From VDSL2 to supervectoring (or is that super-vectoring?) and on to NG-PON2, telecom service providers are these days confronted with a bewildering array of technology options for upgrading their broadband networks.
With new standards allowing operators to squeeze ever more juice out of those last-mile copper connections, the need to splash out on a costly fiber deployment has receded, in the view of many telecom executives. Yet the choice between one copper-based standard and another is far from straightforward. The topography of a market may be ill-suited to certain technologies, for one thing. And standards that seem a good bet today might soon lose their appeal.
Those operators taking the fiber plunge are being forced to make similar trade-offs, however. Ronan Kelly, the chief technology officer of broadband equipment vendor Adtran Inc. (Nasdaq: ADTN), reckons existing PON systems will start to come under pressure in the next five to eight years. That means service providers should already be thinking about what comes next. But the equipment needed for NG-PON2 -- which many expect to become the preferred PON standard of the future -- is still prohibitively expensive, according to Kelly. Adtran is now promoting a new technology called XGS-PON as a more cost-effective alternative that could meet needs over the next five to ten years.
Given all the concern and confusion, Light Reading has prepared a two-part guide to the main standards and technology options, whether these are in commercial deployment, trials or at a much earlier stage of development.
This first part examines the technologies that can be use to improve the performance of old-fashioned copper wiring. ADSL and first-generation VDSL have not been covered -- as these are already very mature technologies that are even becoming obsolete -- which makes VDSL2 the first on the list.
Table 1: Summary of Copper-Based Standards
|Standard||Typical architecture||Max theoretical speed||Details|
|VDSL2||FTTC||100 Mbit/s||Extends frequency range to a maximum of 30MHz to provide higher-speed uplink and dowlink connections than older VDSL and ADSL systems|
|VDSL2 vectoring||FTTC||100 Mbit/s on very short loops||Cuts out interference between lines in a telephony cable to improve VDSL2 performance but loses effectiveness over long distances|
|G.fast||FTTdp, FTTC||1 Gbit/s on very short loops||Uses very high frequencies (106MHz in the first version and 212MHz in the second) to support ultra-fast broadband connections|
|VDSL2 profile 35b||FTTC||300Mbit/s at up to 250m (Alcatel-Lucent)||Billed by different suppliers as supervectoring and Vplus, it increases the frequency range of older VDSL2 systems to 35MHz, using the same 'tone spacing' as the widely deployed 17a standard|

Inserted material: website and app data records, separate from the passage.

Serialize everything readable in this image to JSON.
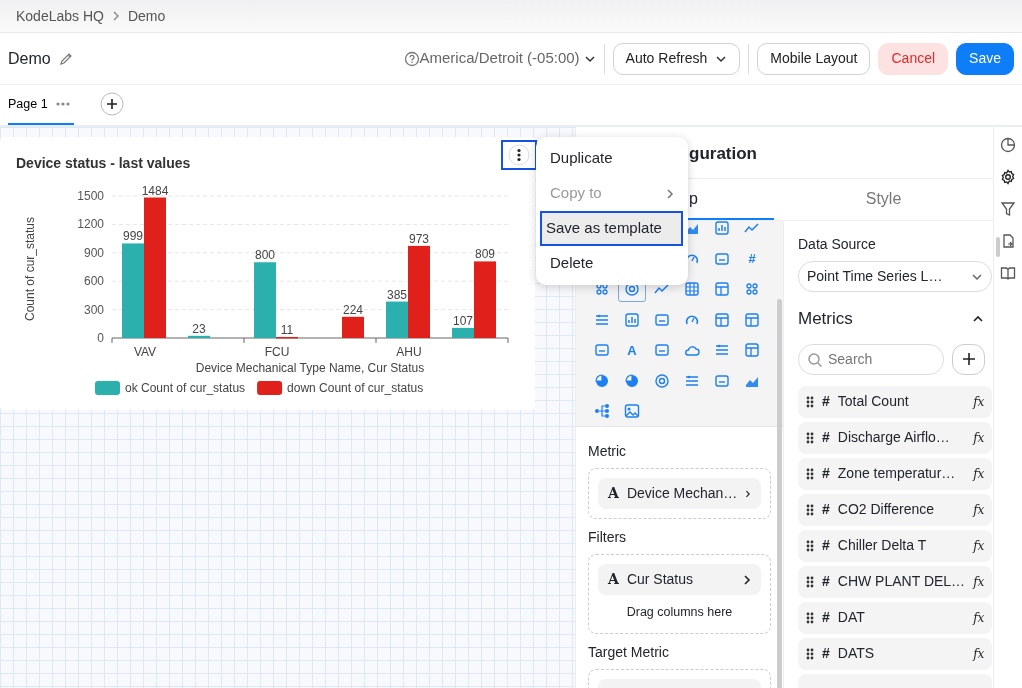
{
  "breadcrumb": [
    {
      "label": "KodeLabs HQ"
    },
    {
      "label": "Demo"
    }
  ],
  "header": {
    "title": "Demo",
    "timezone": "America/Detroit (-05:00)",
    "auto_refresh": "Auto Refresh",
    "buttons": [
      {
        "label": "Mobile Layout",
        "kind": "outline"
      },
      {
        "label": "Cancel",
        "kind": "cancel"
      },
      {
        "label": "Save",
        "kind": "primary"
      }
    ]
  },
  "pages": [
    {
      "label": "Page 1",
      "selected": true
    }
  ],
  "widget": {
    "title": "Device status - last values",
    "chart_data": {
      "type": "bar",
      "xlabel": "Device Mechanical Type Name, Cur Status",
      "ylabel": "Count of cur_status",
      "categories": [
        "VAV",
        null,
        "FCU",
        null,
        "AHU",
        null
      ],
      "ylim": [
        0,
        1500
      ],
      "grid": true,
      "legend": "bottom",
      "yticks": [
        0,
        300,
        600,
        900,
        1200,
        1500
      ],
      "data_labels": true,
      "series": [
        {
          "name": "ok Count of cur_status",
          "color": "#2bb0ad",
          "values": [
            999,
            23,
            800,
            null,
            385,
            107
          ]
        },
        {
          "name": "down Count of cur_status",
          "color": "#e0201a",
          "values": [
            1484,
            null,
            11,
            224,
            973,
            809
          ]
        }
      ]
    }
  },
  "context_menu": {
    "items": [
      {
        "label": "Duplicate",
        "disabled": false,
        "submenu": false,
        "focused": false
      },
      {
        "label": "Copy to",
        "disabled": true,
        "submenu": true,
        "focused": false
      },
      {
        "label": "Save as template",
        "disabled": false,
        "submenu": false,
        "focused": true
      },
      {
        "label": "Delete",
        "disabled": false,
        "submenu": false,
        "focused": false
      }
    ]
  },
  "config": {
    "title": "guration",
    "tabs": [
      {
        "label": "p",
        "selected": true
      },
      {
        "label": "Style",
        "selected": false
      }
    ],
    "widget_types": [
      [
        {
          "kind": "area",
          "selected": false
        },
        {
          "kind": "bars",
          "selected": false
        },
        {
          "kind": "line",
          "selected": false
        }
      ],
      [
        {
          "kind": "gauge",
          "selected": false
        },
        {
          "kind": "card",
          "selected": false
        },
        {
          "kind": "glyph",
          "glyph": "#",
          "selected": false
        }
      ],
      [
        {
          "kind": "dots",
          "selected": false
        },
        {
          "kind": "target",
          "selected": true
        },
        {
          "kind": "line",
          "selected": false
        },
        {
          "kind": "table",
          "selected": false
        },
        {
          "kind": "panel",
          "selected": false
        },
        {
          "kind": "dots",
          "selected": false
        }
      ],
      [
        {
          "kind": "list",
          "selected": false
        },
        {
          "kind": "bars",
          "selected": false
        },
        {
          "kind": "card",
          "selected": false
        },
        {
          "kind": "gauge",
          "selected": false
        },
        {
          "kind": "panel",
          "selected": false
        },
        {
          "kind": "panel",
          "selected": false
        }
      ],
      [
        {
          "kind": "card",
          "selected": false
        },
        {
          "kind": "glyph",
          "glyph": "A",
          "selected": false
        },
        {
          "kind": "card",
          "selected": false
        },
        {
          "kind": "cloud",
          "selected": false
        },
        {
          "kind": "list",
          "selected": false
        },
        {
          "kind": "panel",
          "selected": false
        }
      ],
      [
        {
          "kind": "pie",
          "selected": false
        },
        {
          "kind": "pie",
          "selected": false
        },
        {
          "kind": "target",
          "selected": false
        },
        {
          "kind": "list",
          "selected": false
        },
        {
          "kind": "card",
          "selected": false
        },
        {
          "kind": "area",
          "selected": false
        }
      ],
      [
        {
          "kind": "tree",
          "selected": false
        },
        {
          "kind": "image",
          "selected": false
        }
      ]
    ],
    "sections": [
      {
        "label": "Metric",
        "chips": [
          {
            "type": "A",
            "label": "Device Mechan…"
          }
        ]
      },
      {
        "label": "Filters",
        "chips": [
          {
            "type": "A",
            "label": "Cur Status"
          }
        ],
        "hint": "Drag columns here"
      },
      {
        "label": "Target Metric",
        "partial_chip": true
      }
    ],
    "data_source": {
      "label": "Data Source",
      "value": "Point Time Series L…"
    },
    "metrics": {
      "title": "Metrics",
      "expanded": true,
      "search_placeholder": "Search",
      "items": [
        {
          "type": "#",
          "label": "Total Count",
          "action": "fx"
        },
        {
          "type": "#",
          "label": "Discharge Airflo…",
          "action": "fx"
        },
        {
          "type": "#",
          "label": "Zone temperatur…",
          "action": "fx"
        },
        {
          "type": "#",
          "label": "CO2 Difference",
          "action": "fx"
        },
        {
          "type": "#",
          "label": "Chiller Delta T",
          "action": "fx"
        },
        {
          "type": "#",
          "label": "CHW PLANT DEL…",
          "action": "fx"
        },
        {
          "type": "#",
          "label": "DAT",
          "action": "fx"
        },
        {
          "type": "#",
          "label": "DATS",
          "action": "fx"
        }
      ],
      "partial_row": true
    }
  }
}
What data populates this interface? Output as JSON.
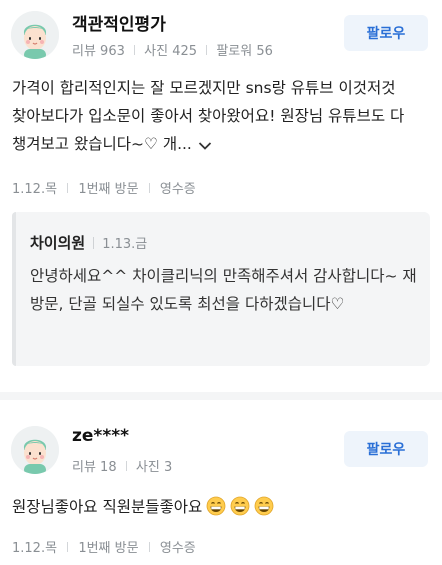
{
  "reviews": [
    {
      "reviewer_name": "객관적인평가",
      "stats": {
        "reviews": "리뷰 963",
        "photos": "사진 425",
        "followers": "팔로워 56"
      },
      "follow_label": "팔로우",
      "text": "가격이 합리적인지는 잘 모르겠지만 sns랑 유튜브 이것저것 찾아보다가 입소문이 좋아서 찾아왔어요! 원장님 유튜브도 다 챙겨보고 왔습니다~♡ 개...",
      "more_icon": "chevron-down-icon",
      "meta": {
        "date": "1.12.",
        "weekday": "목",
        "visit": "1번째 방문",
        "receipt": "영수증"
      },
      "owner_reply": {
        "owner_name": "차이의원",
        "date": "1.13.금",
        "text": "안녕하세요^^ 차이클리닉의 만족해주셔서 감사합니다~ 재방문, 단골 되실수 있도록 최선을 다하겠습니다♡"
      }
    },
    {
      "reviewer_name": "ze****",
      "stats": {
        "reviews": "리뷰 18",
        "photos": "사진 3"
      },
      "follow_label": "팔로우",
      "text": "원장님좋아요 직원분들좋아요",
      "emojis": [
        "grinning-face-icon",
        "grinning-face-icon",
        "grinning-face-icon"
      ],
      "meta": {
        "date": "1.12.",
        "weekday": "목",
        "visit": "1번째 방문",
        "receipt": "영수증"
      }
    }
  ]
}
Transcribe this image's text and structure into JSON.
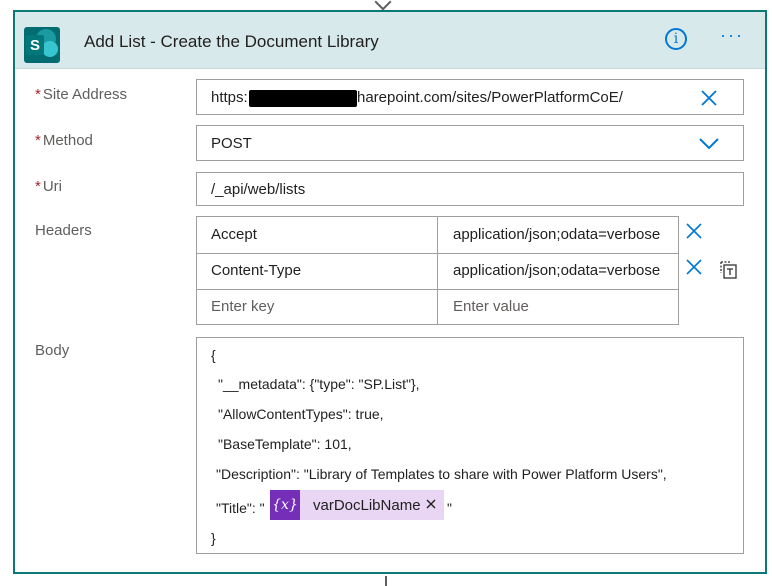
{
  "action": {
    "title": "Add List - Create the Document Library",
    "info_icon": "i",
    "more_icon": "···"
  },
  "fields": {
    "site_address": {
      "label": "Site Address",
      "required_mark": "*",
      "value_prefix": "https:",
      "value_suffix": "harepoint.com/sites/PowerPlatformCoE/"
    },
    "method": {
      "label": "Method",
      "required_mark": "*",
      "value": "POST"
    },
    "uri": {
      "label": "Uri",
      "required_mark": "*",
      "value": "/_api/web/lists"
    },
    "headers": {
      "label": "Headers",
      "rows": [
        {
          "key": "Accept",
          "value": "application/json;odata=verbose"
        },
        {
          "key": "Content-Type",
          "value": "application/json;odata=verbose"
        }
      ],
      "key_placeholder": "Enter key",
      "value_placeholder": "Enter value"
    },
    "body": {
      "label": "Body",
      "lines": [
        "{",
        "\"__metadata\": {\"type\": \"SP.List\"},",
        "\"AllowContentTypes\": true,",
        "\"BaseTemplate\": 101,",
        "\"Description\": \"Library of Templates to share with Power Platform Users\",",
        "\"Title\": \"",
        "\"",
        "}"
      ],
      "token": {
        "badge": "{x}",
        "name": "varDocLibName",
        "remove": "×"
      }
    }
  },
  "colors": {
    "header_bg": "#d7e9ea",
    "border": "#0b7a75",
    "accent": "#0078d4",
    "required": "#a4262c",
    "token_bg": "#e8d6f4",
    "token_badge": "#742eb8"
  },
  "icons": [
    "sharepoint-logo-icon",
    "info-icon",
    "more-icon",
    "clear-icon",
    "chevron-down-icon",
    "remove-row-icon",
    "copy-icon",
    "variable-icon"
  ]
}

So on this and the following pages in this report, we will look at the capabilities, market potential and pitfalls of the technologies cited in teh table above, starting with VDSL2.
Now widely deployed in many European markets, VDSL2 (the VDSL standing for very high bit rate digital subscriber line) is typically used in conjunction with a fiber-to-the-cabinet (FTTC) deployment, with fiber rolled out to the street cabinet and copper wiring used for the final connection to the premise. It comes in a number of different flavors, with successive iterations extending the range of frequencies over which the broadband signals travel and boosting connection speeds for customers accordingly.
Bandwidth claims for VDSL2 vary dramatically, but few vendors trumpet headline speeds of more than 100 Mbit/s on either the downlink or uplink. Even with the latest 30a profile (ratified by the International Telecommunication Union (ITU) as far back as 2006), which uses up to 30MHz of spectrum, service providers are unlikely to be able to support 100Mbit/s connections because of 'crosstalk' -- interference between copper lines in a telephony cable -- and attenuation, which causes signals to lose their intensity over longer distances.
According to Zhone Technologies Inc. (Nasdaq: ZHNE), a small equipment company based in California, the lower-frequency VDSL2 profiles (from 8a to 12b) perform much better over longer loops, even if they fall short of the higher-frequency versions on connection speeds. The 17a and 30a profiles, by contrast, have been used in instances where fiber has been deployed much closer to the customer premise.
VDSL has proven controversial from a regulatory perspective in some European markets. In the ADSL era, asset-light service providers were able to install equipment in an incumbent's local exchange and take control of last-mile connections (so-called local loop unbundling). With VDSL, this unbundling needs to happen at a point that is much closer to the customer premise. Yet sub-loop unbundling -- as it is known -- has not taken off, largely because the economics of deploying equipment in a bigger number of facilities, each catering to a smaller area than an exchange, have been unfavorable. That has driven alternative operators back towards bitstream-based wholesale products, making service differentiation more difficult. (See Europe's Broadband Hangover.)
Next page: VDSL vectoring